> _Problem_: Go through the lines below. Copy those with "selected".

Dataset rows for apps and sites

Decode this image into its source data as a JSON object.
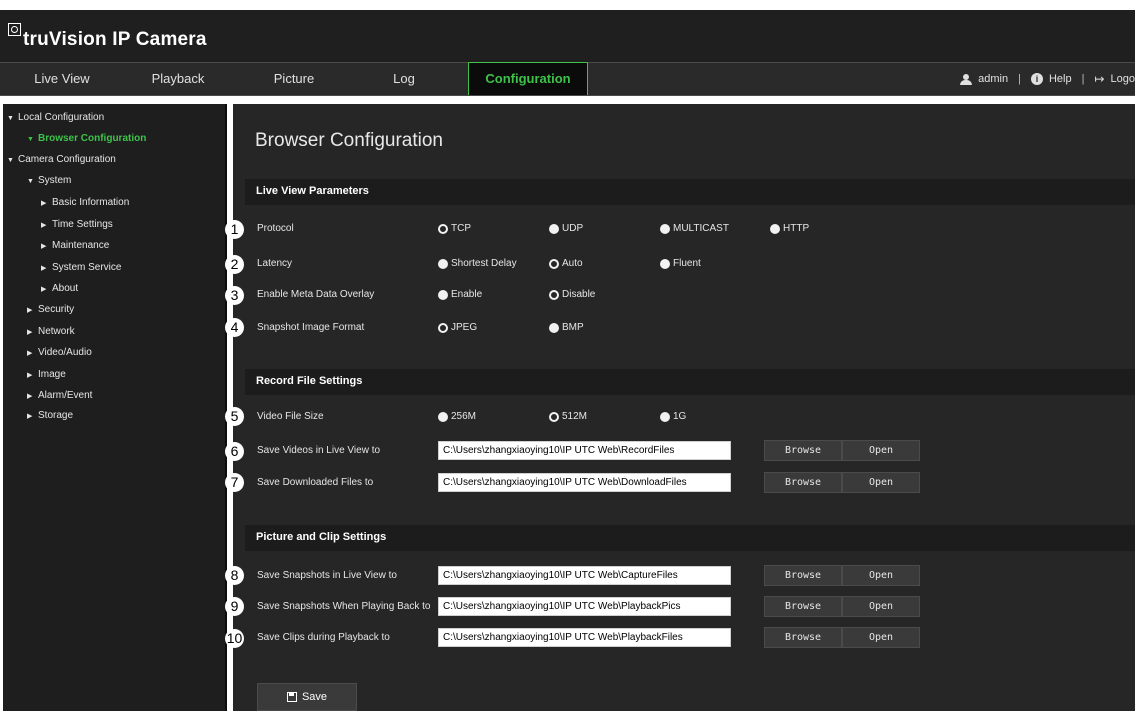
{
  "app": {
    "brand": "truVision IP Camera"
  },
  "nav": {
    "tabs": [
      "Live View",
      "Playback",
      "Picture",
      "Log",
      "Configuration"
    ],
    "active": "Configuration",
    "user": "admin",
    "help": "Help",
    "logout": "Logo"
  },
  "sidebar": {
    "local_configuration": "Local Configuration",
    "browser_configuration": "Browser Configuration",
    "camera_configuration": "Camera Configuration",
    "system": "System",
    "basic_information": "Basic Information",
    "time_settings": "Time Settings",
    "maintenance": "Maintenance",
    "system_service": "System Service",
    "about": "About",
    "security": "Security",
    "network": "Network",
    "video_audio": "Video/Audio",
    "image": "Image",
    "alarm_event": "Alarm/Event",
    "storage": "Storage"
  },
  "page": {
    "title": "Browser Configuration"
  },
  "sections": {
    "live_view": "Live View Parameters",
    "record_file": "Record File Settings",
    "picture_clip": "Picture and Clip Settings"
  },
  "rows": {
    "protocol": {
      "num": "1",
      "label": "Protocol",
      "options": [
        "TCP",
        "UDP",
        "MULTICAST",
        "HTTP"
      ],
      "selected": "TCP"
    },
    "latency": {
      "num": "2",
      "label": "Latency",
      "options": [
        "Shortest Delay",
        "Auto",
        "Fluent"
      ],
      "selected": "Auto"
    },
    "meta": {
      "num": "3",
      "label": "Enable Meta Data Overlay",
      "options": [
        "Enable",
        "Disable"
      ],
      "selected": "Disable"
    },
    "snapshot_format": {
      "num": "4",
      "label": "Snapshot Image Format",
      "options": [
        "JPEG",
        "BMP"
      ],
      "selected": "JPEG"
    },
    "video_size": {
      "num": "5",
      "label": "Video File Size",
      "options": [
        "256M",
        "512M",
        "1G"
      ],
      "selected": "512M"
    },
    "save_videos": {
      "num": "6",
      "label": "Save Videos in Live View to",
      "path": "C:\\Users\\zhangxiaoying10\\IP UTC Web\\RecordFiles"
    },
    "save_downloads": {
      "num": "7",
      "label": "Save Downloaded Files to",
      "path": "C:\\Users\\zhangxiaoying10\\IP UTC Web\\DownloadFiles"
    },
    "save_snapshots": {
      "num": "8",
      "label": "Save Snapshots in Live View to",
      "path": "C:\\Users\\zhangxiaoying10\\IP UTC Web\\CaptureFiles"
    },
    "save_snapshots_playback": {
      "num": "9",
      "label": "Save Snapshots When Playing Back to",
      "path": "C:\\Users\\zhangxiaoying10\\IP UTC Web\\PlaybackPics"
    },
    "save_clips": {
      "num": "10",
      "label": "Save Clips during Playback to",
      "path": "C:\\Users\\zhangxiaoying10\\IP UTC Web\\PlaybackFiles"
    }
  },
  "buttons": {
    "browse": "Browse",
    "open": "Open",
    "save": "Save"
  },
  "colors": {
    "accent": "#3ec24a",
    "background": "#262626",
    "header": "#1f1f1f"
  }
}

> _Response_:
      "selected": "TCP"
      "selected": "Auto"
      "selected": "Disable"
      "selected": "JPEG"
      "selected": "512M"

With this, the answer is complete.